The proposed national watchdog would replace the current system of 13 provincial and territorial agencies that oversee stock and bond markets. Canada currently is the only industrialized country that does not have a single regulator.
Finance Minister Jim Flaherty said it would cut costs and make it easier to crack down on white-collar crime.
“Those who commit securities fraud will face a tougher, more comprehensive regime. No more falling through the cracks,” Flaherty told reporters.
Under Flaherty’s proposal, the legislation would become the vehicle to prosecute securities fraud, market manipulation, prohibitive insider trading and misrepresentation across Canada.
Provinces and territories would have the right to opt out of the new system but the national regulator could still pursue wrongdoers for offenses committed in such jurisdictions.
While bankers and investment dealers welcomed the plan.
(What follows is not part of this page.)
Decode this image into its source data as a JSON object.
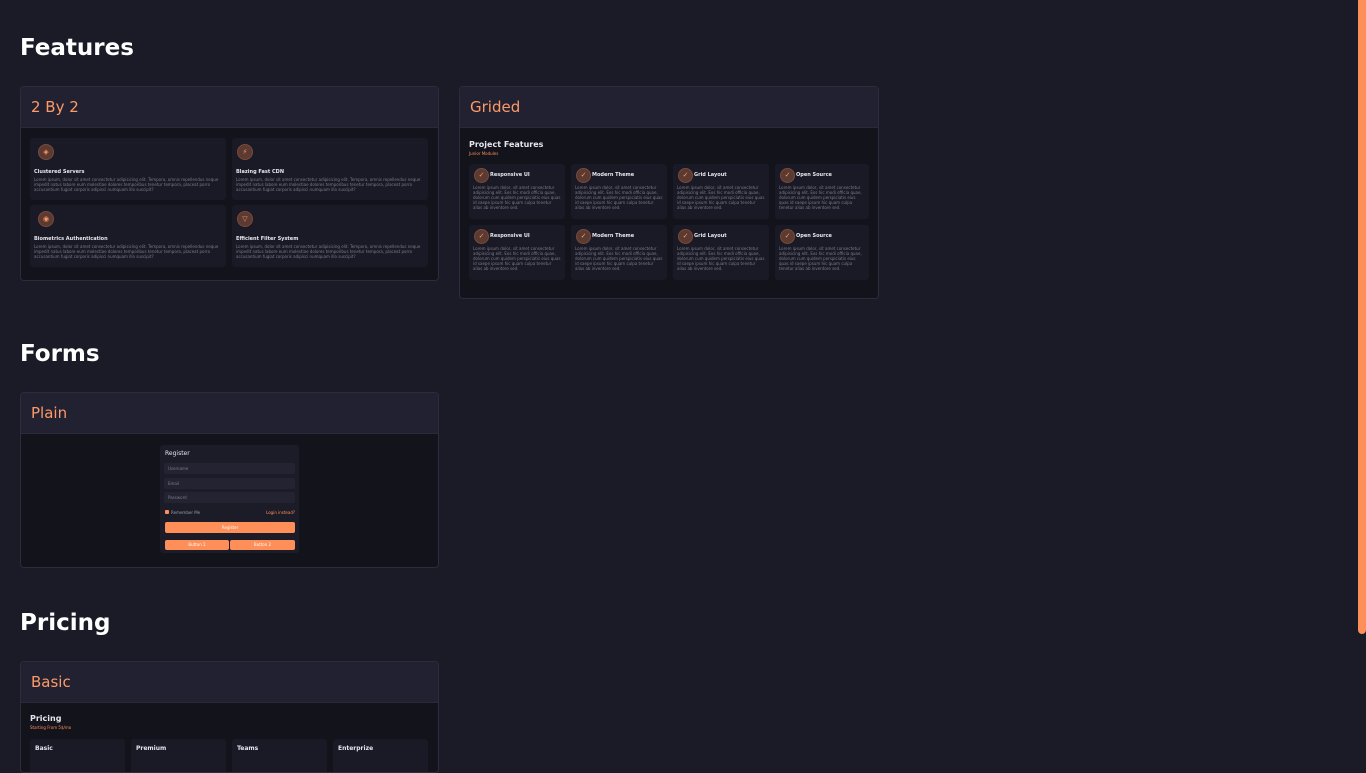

Alberta and Quebec, two rich and influential provinces, fretted about dilution of their sovereignty.
Daniel Paille, a legislator from the separatist Bloc Quebecois, said in the House of Commons that the proposed regulator would be “a predator, a plunderer, a vandal (and) a thief of Quebec’s sovereignty.”
Before asking Parliament to approve the law, Flaherty will ask the Supreme Court to rule on whether the federal government has the constitutional power to act on securities issues, an area that some provinces say is their exclusive jurisdiction.
He said he expects a favorable ruling from Canada’s top court by next year, and aims to launch the new agency in 2012.
Quebec and Alberta have said a national regulator encroaches on provincial powers, hampers economic development and would fail to take advantage of local expertise.
“I‘m concerned the federal government continues to push ahead with its agenda to usurp provincial authority over securities regulation in the absence of any evidence the current system needs fixing,” Alberta Finance Minister Ted Morton said.
“Alberta is not opposed to improving on the system we have, but we are opposed to the federal government acting unilaterally in an area that is provincial jurisdiction.”
Poonam Puri, a law professor at Osgoode Hall Law School in Toronto, said a jurisdiction that does not opt into the system could become less competitive than jurisdictions that join. Investors in jurisdictions outside the system may lose out on investment opportunities.
“A national regulator will be a single focus of accountability for investors, for businesses and for governments,” said Puri, research director for the January 2009 Hockin Panel. It issued the latest of a handful of government-linked reports over the past 40 years that have advocated for a single regulator.
Philip Anisman, a prominent Toronto securities lawyer who wrote a report advocating for a national regime in the late 1970s, said the current system was “colossally slow” in joint investigations and rule-making.
“The influence of any provincial commissions that decide not to participate will inevitably be diminished in light of national goals,” said Anisman, referring to the desire for countries to coordinate in areas of financial stability and systemic risk prevention.
A contrary argument is that provinces have local specialization that a single regulator could put at risk. There is also concern that national regulators have missed fraud in bigger countries than Canada.
Additional reporting by David Ljunggren and Scott Haggett; Editing by Janet Guttsman